More about Mutual Aid and Competition
In an earlier post I wrote a little about a paper about Pyotr Kropotkin. In the comments, ‘Anarcho’ links to a very good and thorough longread written by him about Kropotkin. In the comment he states that: “Kropotkin’s work has been more than confirmed by modern science”. Which is, considering this recent piece from neuroscientist Sandra Aamodt (which however does not mention Kropotkin) indeed true.

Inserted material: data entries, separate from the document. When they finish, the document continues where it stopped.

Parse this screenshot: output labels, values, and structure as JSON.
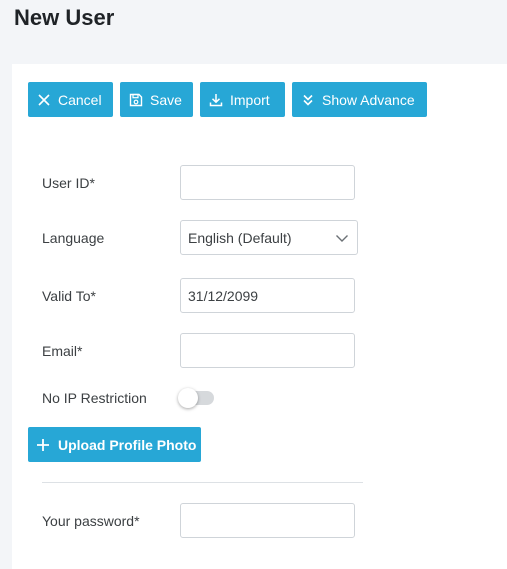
{
  "page": {
    "title": "New User"
  },
  "toolbar": {
    "cancel_label": "Cancel",
    "save_label": "Save",
    "import_label": "Import",
    "advance_label": "Show Advance"
  },
  "form": {
    "user_id": {
      "label": "User ID*",
      "value": ""
    },
    "language": {
      "label": "Language",
      "value": "English (Default)"
    },
    "valid_to": {
      "label": "Valid To*",
      "value": "31/12/2099"
    },
    "email": {
      "label": "Email*",
      "value": ""
    },
    "no_ip_restriction": {
      "label": "No IP Restriction",
      "enabled": false
    },
    "upload_label": "Upload Profile Photo",
    "password": {
      "label": "Your password*",
      "value": ""
    }
  },
  "colors": {
    "accent": "#27a7d6",
    "page_bg": "#f3f5f8"
  },
  "icons": {
    "cancel": "close-icon",
    "save": "floppy-disk-icon",
    "import": "download-icon",
    "advance": "double-chevron-down-icon",
    "language": "chevron-down-icon",
    "upload": "plus-icon"
  }
}
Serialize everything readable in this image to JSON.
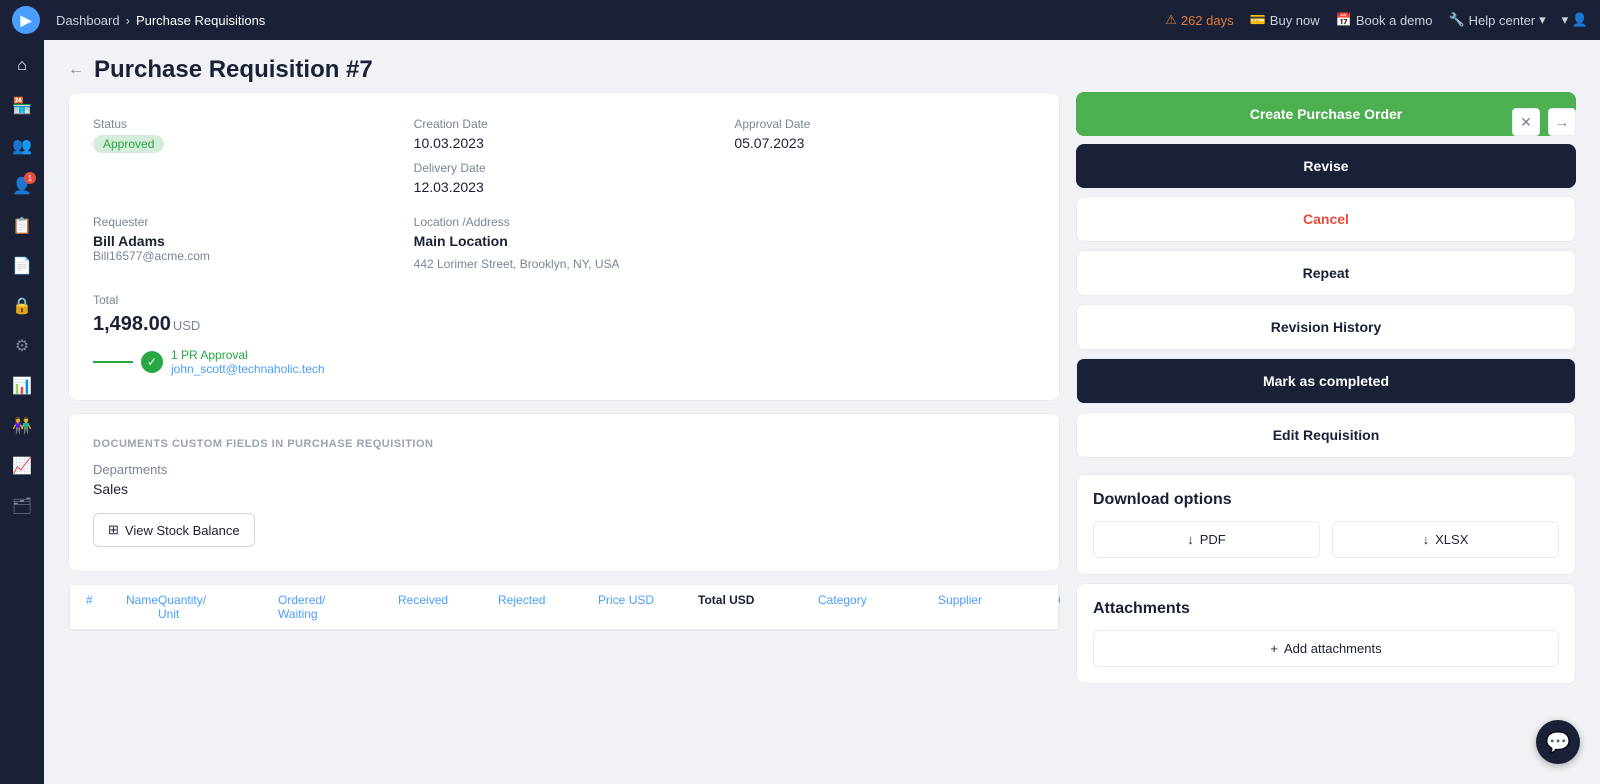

Interestingly, according to Anarcho Kropotkin wrote his work as a reaction to the fundamentalist individualism of Anglosaxon social scientists, which as we know also permeates neoclassical economics:
“As Kropotkin explained in Mutual Aid, the articles the book was based on were written in response to Thomas Henry Huxley’s “The Struggle for Existence in Human Society” written in 1888.”
“As Kropotkin explained in an anarchist essay written after Mutual Aid, Huxley’s position like “all our religious, historical, juridical, and social education is imbued with the idea that human beings, if left to themselves, would revert to savagery; that without authority men would eat one another; for nothing, they say, can be expected from the ‘multitude’ but brutishness and the warring of each against all. Men would perish if above them soared not the elect . . . These saviours prevent, we are told, the battle of all against all.” This, he argued, was nonsense as “a scientific study of societies and institutions brings us to quite different views. It proves that usages and customs created by mankind for the sake of mutual aid, mutual defence, and peace in general, were precisely elaborated by the ‘nameless multitude.’ And it was these customs that enabled man to survive in his struggle for existence in the midst of extremely hard natural conditions.” The notion that the state was merely the instrument of the people is hardly supported by history nor current practice, for what the state and its laws have done is to “fix, or rather to crystallise in a permanent form, such customs as already were in existence” and adding to them “some new rules – rules of inequality and servile submission of the masses in the interest of the armed rich and the warlike minorities.”
Which is totally consistent with the ideas of Aamodt in her blogpost. An aspect which fascinates me: Kropotkin’s views were, though not Anglosaxon, mainstream in Russia (and, might I add, on the entire European continent, as shown by for instance the ideas of Friedrich Hayek or Norbert Elias):
“[The ideas] were but one expression of a broad current in Russian evolutionary thought that pre-dated, indeed encouraged, his work on the subject and was no means confined to leftist thinkers.” Significantly, he “first questioned Darwin’s approach to the struggle for existence while exploring Siberia as a youth and was an accomplished and celebrated naturalist before his political views crystallised. Furthermore . . . his ideas about co-operation in nature were quite common among Russian naturalists of varying political perspectives.”.
“It is arguable that of all the books on co-operation written by biologists,” suggests Lee Alan Dugatkin Professor of Evolutionary Biology at the University of Louisville, “Kropotkin’s Mutual Aid had the most profound affect on biologists, social scientists, and laymen alike.” Anthropologist Ashley Montagu dedicated his book Darwin, Competition and Co-operation, to Kropotkin, stating it was a “classic” and “no book in the whole realm of evolutionary theories is more readable or more important, for it is Mutual Aid which provides the first thoroughly documented demonstration of the importance of co-operation as a factor in evolution.”
Time to include Kropotkin in the economics textbooks?